--- RECORDS TO USE ---
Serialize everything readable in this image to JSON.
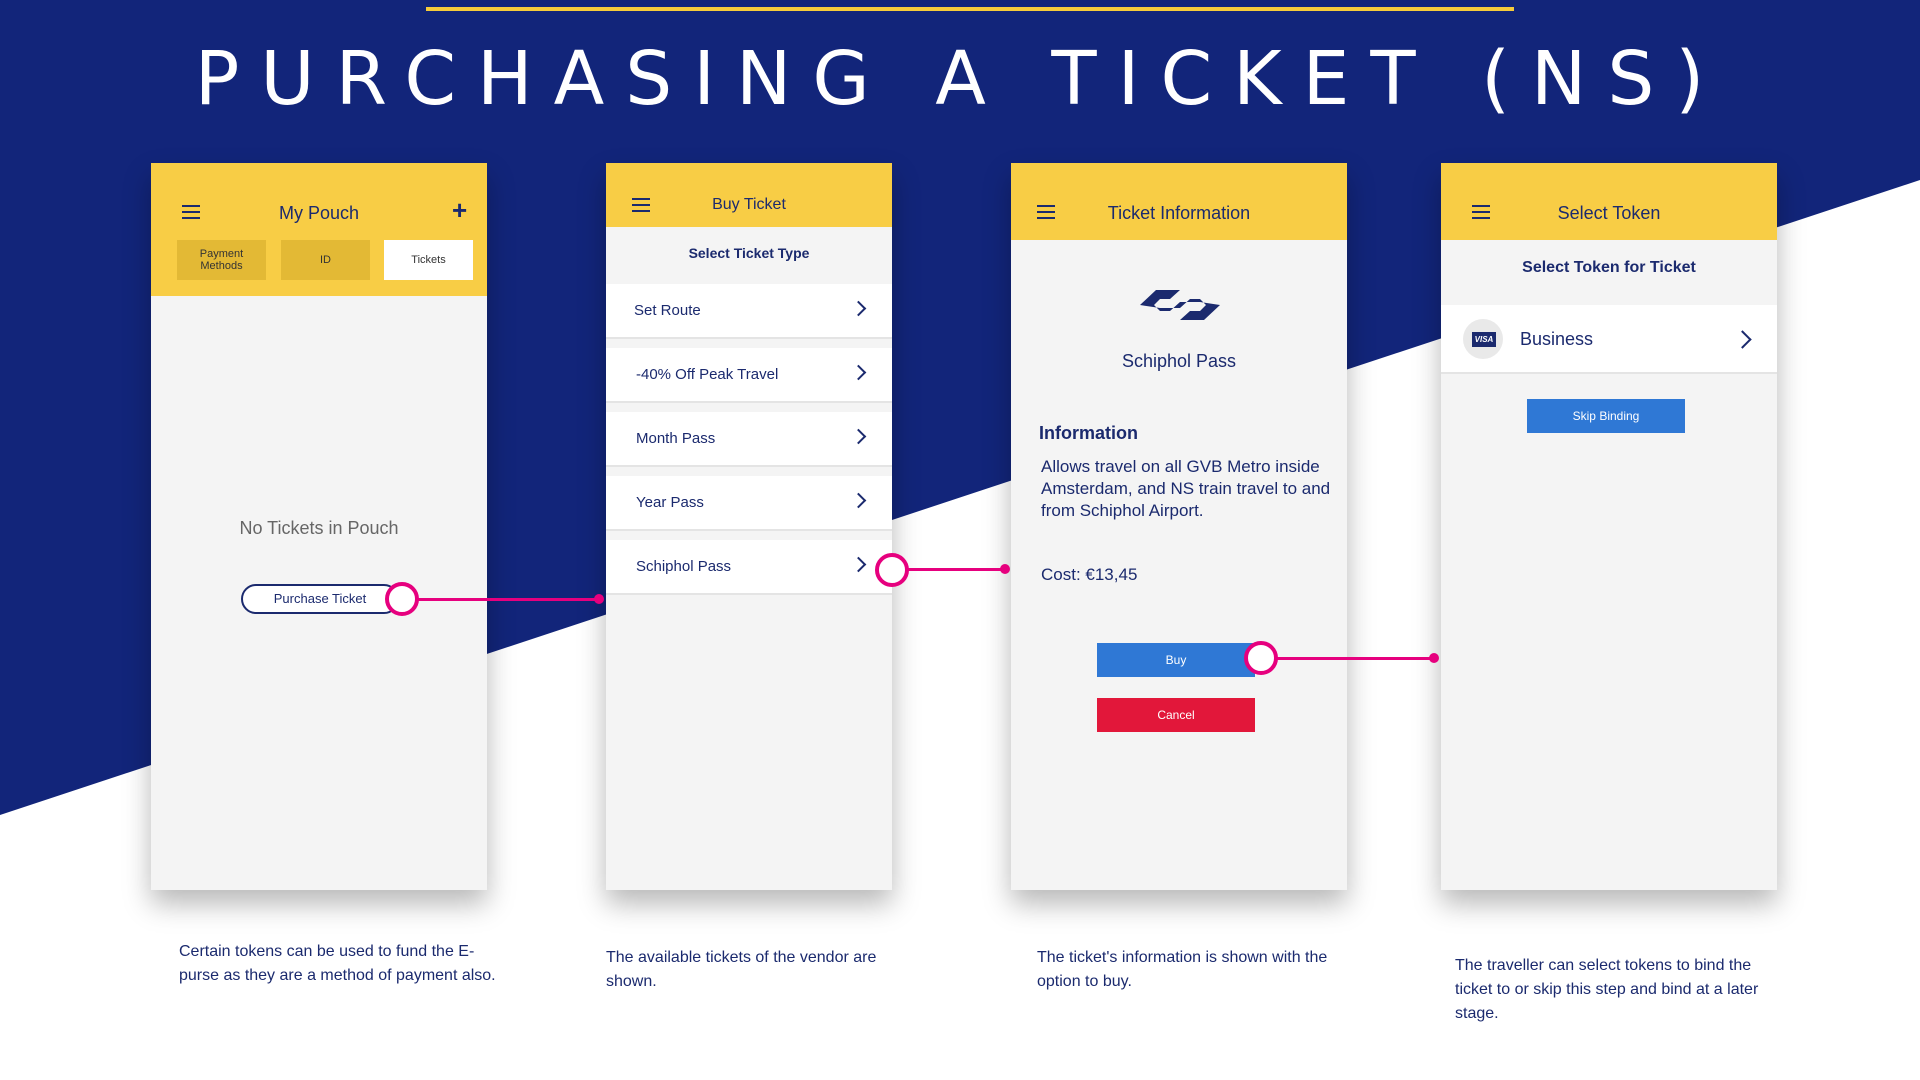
{
  "page_title": "PURCHASING A TICKET (NS)",
  "colors": {
    "navy": "#12257a",
    "yellow": "#f8cd45",
    "magenta": "#e6007e",
    "buy_blue": "#2f78d5",
    "cancel_red": "#e2173a"
  },
  "screen1": {
    "title": "My Pouch",
    "add_icon": "plus-icon",
    "tabs": [
      "Payment\nMethods",
      "ID",
      "Tickets"
    ],
    "selected_tab": "Tickets",
    "empty_message": "No Tickets in Pouch",
    "purchase_button": "Purchase Ticket",
    "caption": "Certain tokens can be used to fund the E-purse as they are a method of payment also."
  },
  "screen2": {
    "title": "Buy Ticket",
    "subtitle": "Select Ticket Type",
    "items": [
      "Set Route",
      "-40% Off Peak Travel",
      "Month Pass",
      "Year Pass",
      "Schiphol Pass"
    ],
    "caption": "The available tickets of the vendor are shown."
  },
  "screen3": {
    "title": "Ticket Information",
    "logo": "ns-logo",
    "ticket_name": "Schiphol Pass",
    "info_heading": "Information",
    "info_text": "Allows travel on all GVB Metro inside Amsterdam, and NS train travel to and from Schiphol Airport.",
    "cost": "Cost: €13,45",
    "buy_button": "Buy",
    "cancel_button": "Cancel",
    "caption": "The ticket's information is shown with the option to buy."
  },
  "screen4": {
    "title": "Select Token",
    "subtitle": "Select Token for Ticket",
    "token_badge": "VISA",
    "token_name": "Business",
    "skip_button": "Skip Binding",
    "caption": "The traveller can select tokens to bind the ticket to or skip this step and bind at a later stage."
  }
}
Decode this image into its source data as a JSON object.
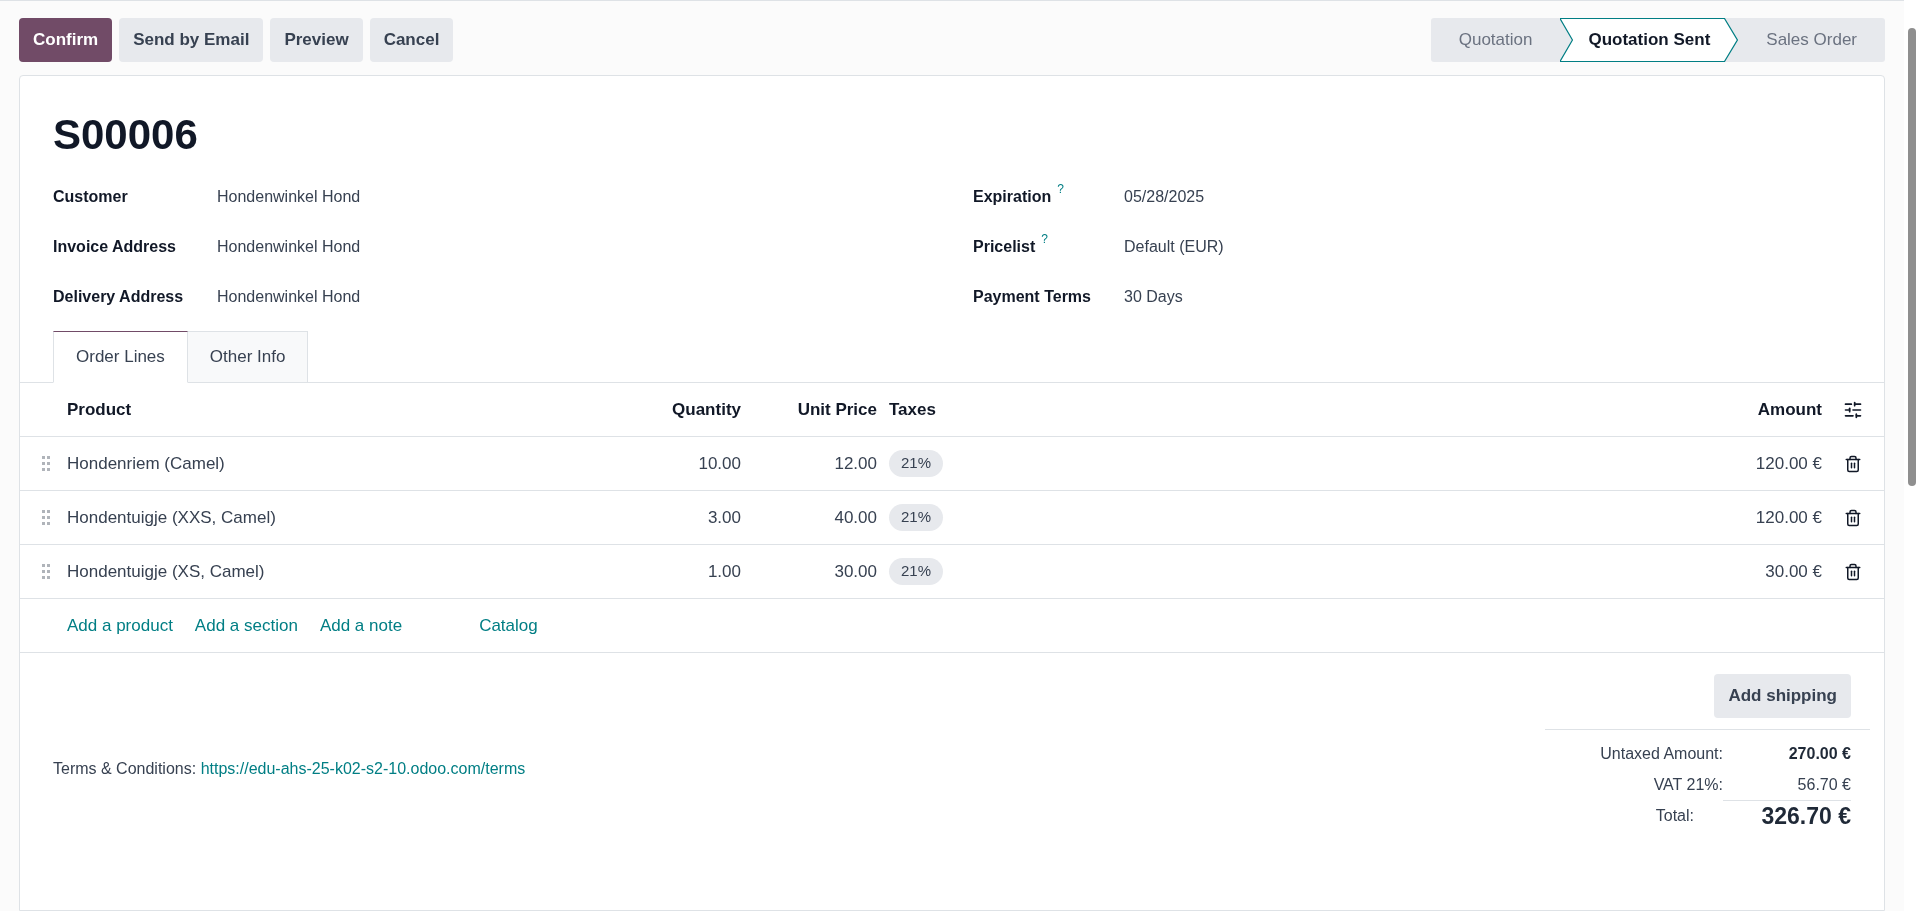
{
  "actions": [
    {
      "label": "Confirm",
      "primary": true
    },
    {
      "label": "Send by Email",
      "primary": false
    },
    {
      "label": "Preview",
      "primary": false
    },
    {
      "label": "Cancel",
      "primary": false
    }
  ],
  "status_steps": [
    {
      "label": "Quotation",
      "selected": false
    },
    {
      "label": "Quotation Sent",
      "selected": true
    },
    {
      "label": "Sales Order",
      "selected": false
    }
  ],
  "title": "S00006",
  "left_fields": [
    {
      "label": "Customer",
      "value": "Hondenwinkel Hond"
    },
    {
      "label": "Invoice Address",
      "value": "Hondenwinkel Hond"
    },
    {
      "label": "Delivery Address",
      "value": "Hondenwinkel Hond"
    }
  ],
  "right_fields": [
    {
      "label": "Expiration",
      "value": "05/28/2025",
      "help": "?"
    },
    {
      "label": "Pricelist",
      "value": "Default (EUR)",
      "help": "?"
    },
    {
      "label": "Payment Terms",
      "value": "30 Days"
    }
  ],
  "tabs": [
    {
      "label": "Order Lines",
      "selected": true
    },
    {
      "label": "Other Info",
      "selected": false
    }
  ],
  "table": {
    "columns": [
      "Product",
      "Quantity",
      "Unit Price",
      "Taxes",
      "Amount"
    ],
    "rows": [
      {
        "product": "Hondenriem (Camel)",
        "quantity": "10.00",
        "unit_price": "12.00",
        "tax": "21%",
        "amount": "120.00 €"
      },
      {
        "product": "Hondentuigje (XXS, Camel)",
        "quantity": "3.00",
        "unit_price": "40.00",
        "tax": "21%",
        "amount": "120.00 €"
      },
      {
        "product": "Hondentuigje (XS, Camel)",
        "quantity": "1.00",
        "unit_price": "30.00",
        "tax": "21%",
        "amount": "30.00 €"
      }
    ],
    "add_links": [
      "Add a product",
      "Add a section",
      "Add a note",
      "Catalog"
    ]
  },
  "add_shipping": "Add shipping",
  "terms": {
    "label": "Terms & Conditions:",
    "link": "https://edu-ahs-25-k02-s2-10.odoo.com/terms"
  },
  "totals": [
    {
      "label": "Untaxed Amount:",
      "value": "270.00 €",
      "kind": "subtotal"
    },
    {
      "label": "VAT 21%:",
      "value": "56.70 €",
      "kind": "tax"
    },
    {
      "label": "Total:",
      "value": "326.70 €",
      "kind": "total"
    }
  ]
}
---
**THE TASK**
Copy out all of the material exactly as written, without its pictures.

**EXERCISE SOLUTION**
Serialize everything readable in this image to JSON.
{
  "page_title": "PURCHASING A TICKET (NS)",
  "colors": {
    "navy": "#12257a",
    "yellow": "#f8cd45",
    "magenta": "#e6007e",
    "buy_blue": "#2f78d5",
    "cancel_red": "#e2173a"
  },
  "screen1": {
    "title": "My Pouch",
    "add_icon": "plus-icon",
    "tabs": [
      "Payment\nMethods",
      "ID",
      "Tickets"
    ],
    "selected_tab": "Tickets",
    "empty_message": "No Tickets in Pouch",
    "purchase_button": "Purchase Ticket",
    "caption": "Certain tokens can be used to fund the E-purse as they are a method of payment also."
  },
  "screen2": {
    "title": "Buy Ticket",
    "subtitle": "Select Ticket Type",
    "items": [
      "Set Route",
      "-40% Off Peak Travel",
      "Month Pass",
      "Year Pass",
      "Schiphol Pass"
    ],
    "caption": "The available tickets of the vendor are shown."
  },
  "screen3": {
    "title": "Ticket Information",
    "logo": "ns-logo",
    "ticket_name": "Schiphol Pass",
    "info_heading": "Information",
    "info_text": "Allows travel on all GVB Metro inside Amsterdam, and NS train travel to and from Schiphol Airport.",
    "cost": "Cost: €13,45",
    "buy_button": "Buy",
    "cancel_button": "Cancel",
    "caption": "The ticket's information is shown with the option to buy."
  },
  "screen4": {
    "title": "Select Token",
    "subtitle": "Select Token for Ticket",
    "token_badge": "VISA",
    "token_name": "Business",
    "skip_button": "Skip Binding",
    "caption": "The traveller can select tokens to bind the ticket to or skip this step and bind at a later stage."
  }
}
Decode this image into its source data as a JSON object.
{
  "actions": [
    {
      "label": "Confirm",
      "primary": true
    },
    {
      "label": "Send by Email",
      "primary": false
    },
    {
      "label": "Preview",
      "primary": false
    },
    {
      "label": "Cancel",
      "primary": false
    }
  ],
  "status_steps": [
    {
      "label": "Quotation",
      "selected": false
    },
    {
      "label": "Quotation Sent",
      "selected": true
    },
    {
      "label": "Sales Order",
      "selected": false
    }
  ],
  "title": "S00006",
  "left_fields": [
    {
      "label": "Customer",
      "value": "Hondenwinkel Hond"
    },
    {
      "label": "Invoice Address",
      "value": "Hondenwinkel Hond"
    },
    {
      "label": "Delivery Address",
      "value": "Hondenwinkel Hond"
    }
  ],
  "right_fields": [
    {
      "label": "Expiration",
      "value": "05/28/2025",
      "help": "?"
    },
    {
      "label": "Pricelist",
      "value": "Default (EUR)",
      "help": "?"
    },
    {
      "label": "Payment Terms",
      "value": "30 Days"
    }
  ],
  "tabs": [
    {
      "label": "Order Lines",
      "selected": true
    },
    {
      "label": "Other Info",
      "selected": false
    }
  ],
  "table": {
    "columns": [
      "Product",
      "Quantity",
      "Unit Price",
      "Taxes",
      "Amount"
    ],
    "rows": [
      {
        "product": "Hondenriem (Camel)",
        "quantity": "10.00",
        "unit_price": "12.00",
        "tax": "21%",
        "amount": "120.00 €"
      },
      {
        "product": "Hondentuigje (XXS, Camel)",
        "quantity": "3.00",
        "unit_price": "40.00",
        "tax": "21%",
        "amount": "120.00 €"
      },
      {
        "product": "Hondentuigje (XS, Camel)",
        "quantity": "1.00",
        "unit_price": "30.00",
        "tax": "21%",
        "amount": "30.00 €"
      }
    ],
    "add_links": [
      "Add a product",
      "Add a section",
      "Add a note",
      "Catalog"
    ]
  },
  "add_shipping": "Add shipping",
  "terms": {
    "label": "Terms & Conditions:",
    "link": "https://edu-ahs-25-k02-s2-10.odoo.com/terms"
  },
  "totals": [
    {
      "label": "Untaxed Amount:",
      "value": "270.00 €",
      "kind": "subtotal"
    },
    {
      "label": "VAT 21%:",
      "value": "56.70 €",
      "kind": "tax"
    },
    {
      "label": "Total:",
      "value": "326.70 €",
      "kind": "total"
    }
  ]
}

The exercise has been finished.